*bzzzzzzzzz* "Nice carving!"
*bzzzzz -rmm -rmm* "What?"
*bzz- rmm -bzzzzzz* "What?!"
*bzzzZZZZbzzzzz -rmm -country music* "WHAT?!?"
The thing I love most about Chainsaw Fest, though, is that here is a activity designed for the manliest of men, guys who are trucking around in ripped T-shirts and steel-toes with their dogs watching from the bed of their pickups, guys who brag about the length of their bar, and yet it is basically an art festival. Art for the manly man. If you went up to one of these gentleman and said, "Oh, you're an artist!"... you would get a punch in the nose. It takes a lot of gas fumes and wood chips to disguise an art festival.
To top it off, this year's theme was "Fairy Tales." Yeah. So now you have about 30 or so burly guys with sharp implements trying to figure out the best way to carve a fairy princess. It's hilarious. I just love this concept. Some guys ditched all fairy efforts and ended up carving manly knights and bigfoots and Tarzan.
Sorry for so many piccies on my blog, but I just have to share a few from the fest. Here is me and ma' dawg enjoying the sight of fairy and frog.
And here is something you are not likely to see again- Big block of wood + power tools = SpongeBob. I really want to meet the kid who says, "Mummy! I want the big splintery wooden chair, mummy!"
The event ended with the awards ceremony, where I entered the Tent of Perpetual Deafness to discover an enormous pyramid of boxed chainsaws to be handed out. They gave out nearly a hundred chainsaws for things like "Best Friday Morning Quick Carve," "Squarest Wood Shavings," "Fewest Cuts to Self." All the while I'm standing there saying, "Give me a chainsaw! These people already have at least 6 chainsaws apiece! Aaaiye want a chainsaw!" So unfair.

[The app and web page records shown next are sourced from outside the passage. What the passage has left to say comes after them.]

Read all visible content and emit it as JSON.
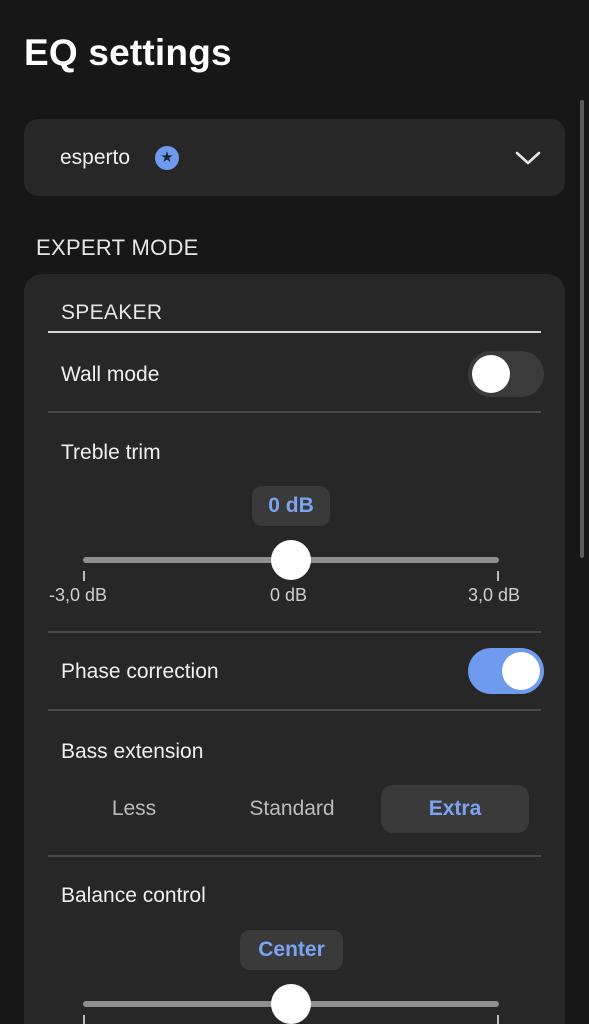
{
  "page": {
    "title": "EQ settings"
  },
  "preset": {
    "label": "esperto",
    "badge_icon": "star-icon"
  },
  "expert_mode": {
    "header": "EXPERT MODE",
    "speaker_header": "SPEAKER",
    "wall_mode": {
      "label": "Wall mode",
      "state": "off"
    },
    "treble_trim": {
      "label": "Treble trim",
      "value_label": "0 dB",
      "value": 0,
      "min": -3,
      "max": 3,
      "ticks": [
        "-3,0 dB",
        "0 dB",
        "3,0 dB"
      ]
    },
    "phase_correction": {
      "label": "Phase correction",
      "state": "on"
    },
    "bass_extension": {
      "label": "Bass extension",
      "options": [
        "Less",
        "Standard",
        "Extra"
      ],
      "selected": "Extra"
    },
    "balance_control": {
      "label": "Balance control",
      "value_label": "Center",
      "value": 0
    }
  },
  "colors": {
    "accent": "#6f9bef",
    "background": "#171717",
    "card": "#272727"
  }
}
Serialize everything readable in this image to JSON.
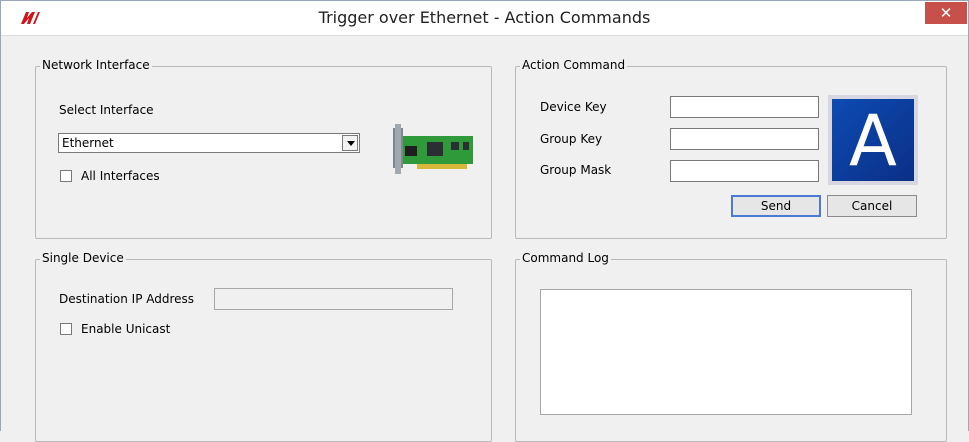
{
  "window": {
    "title": "Trigger over Ethernet - Action Commands",
    "close_label": "✕"
  },
  "network_interface": {
    "legend": "Network Interface",
    "select_label": "Select Interface",
    "selected_interface": "Ethernet",
    "all_interfaces_label": "All Interfaces",
    "all_interfaces_checked": false
  },
  "action_command": {
    "legend": "Action Command",
    "device_key_label": "Device Key",
    "device_key_value": "",
    "group_key_label": "Group Key",
    "group_key_value": "",
    "group_mask_label": "Group Mask",
    "group_mask_value": "",
    "icon_letter": "A",
    "send_label": "Send",
    "cancel_label": "Cancel"
  },
  "single_device": {
    "legend": "Single Device",
    "dest_ip_label": "Destination IP Address",
    "dest_ip_value": "",
    "enable_unicast_label": "Enable Unicast",
    "enable_unicast_checked": false
  },
  "command_log": {
    "legend": "Command Log",
    "content": ""
  },
  "colors": {
    "close_button": "#c7504a",
    "logo_red": "#d0141b",
    "a_icon_blue": "#0d4bb3",
    "nic_green": "#2e9a3a"
  }
}
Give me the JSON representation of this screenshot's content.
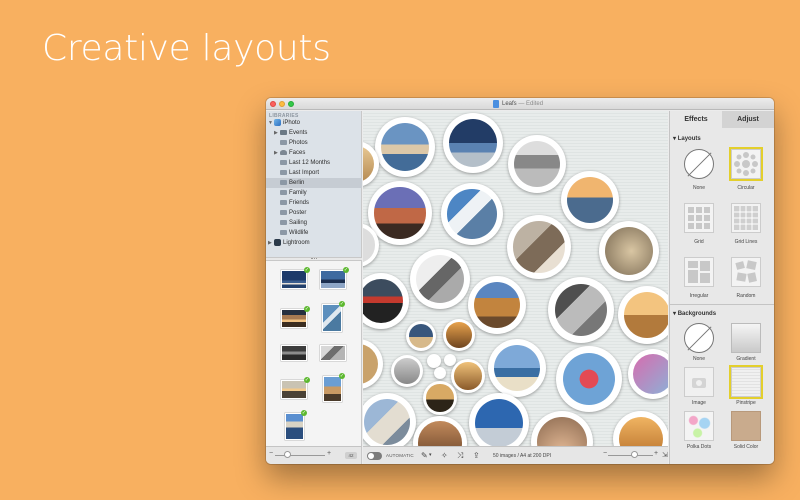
{
  "headline": "Creative layouts",
  "window": {
    "title": "Leafs",
    "title_suffix": " — Edited"
  },
  "sidebar": {
    "header": "LIBRARIES",
    "items": [
      {
        "label": "iPhoto",
        "type": "app"
      },
      {
        "label": "Events",
        "type": "group"
      },
      {
        "label": "Photos",
        "type": "folder"
      },
      {
        "label": "Faces",
        "type": "group"
      },
      {
        "label": "Last 12 Months",
        "type": "folder"
      },
      {
        "label": "Last Import",
        "type": "folder"
      },
      {
        "label": "Berlin",
        "type": "folder",
        "selected": true
      },
      {
        "label": "Family",
        "type": "folder"
      },
      {
        "label": "Friends",
        "type": "folder"
      },
      {
        "label": "Poster",
        "type": "folder"
      },
      {
        "label": "Sailing",
        "type": "folder"
      },
      {
        "label": "Wildlife",
        "type": "folder"
      },
      {
        "label": "Lightroom",
        "type": "app"
      }
    ]
  },
  "browser": {
    "count_badge": "42"
  },
  "bottom_bar": {
    "auto_label": "AUTOMATIC",
    "status": "50 images / A4 at 200 DPI"
  },
  "inspector": {
    "tabs": [
      "Effects",
      "Adjust"
    ],
    "active_tab": "Effects",
    "layouts_title": "Layouts",
    "layouts": [
      {
        "label": "None"
      },
      {
        "label": "Circular",
        "selected": true
      },
      {
        "label": "Grid"
      },
      {
        "label": "Grid Lines"
      },
      {
        "label": "Irregular"
      },
      {
        "label": "Random"
      }
    ],
    "backgrounds_title": "Backgrounds",
    "backgrounds": [
      {
        "label": "None"
      },
      {
        "label": "Gradient"
      },
      {
        "label": "Image"
      },
      {
        "label": "Pinstripe",
        "selected": true
      },
      {
        "label": "Polka Dots"
      },
      {
        "label": "Solid Color"
      }
    ]
  },
  "colors": {
    "background": "#f8b060",
    "selection": "#e3cf2c",
    "check": "#5cb82e"
  }
}
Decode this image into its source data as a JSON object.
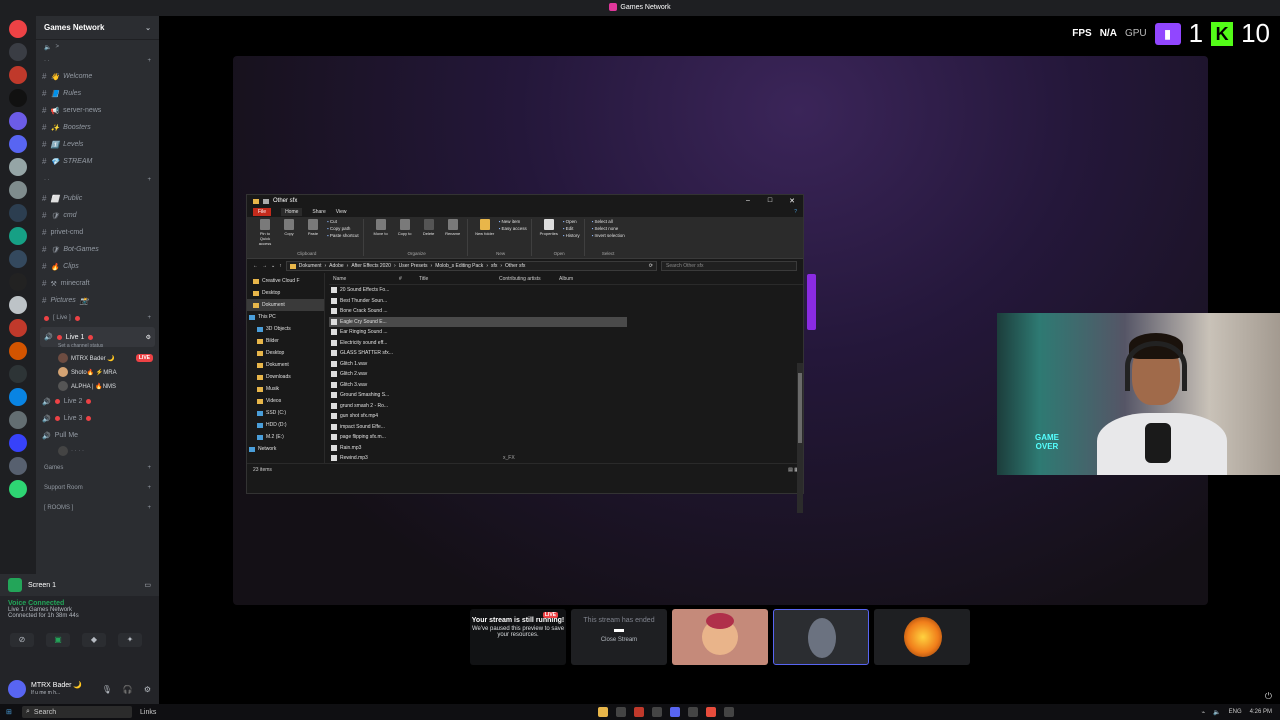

Moral of the story - Buy one chainsaw. Enter competition. Win another twenty chainsaws. Live in happiness.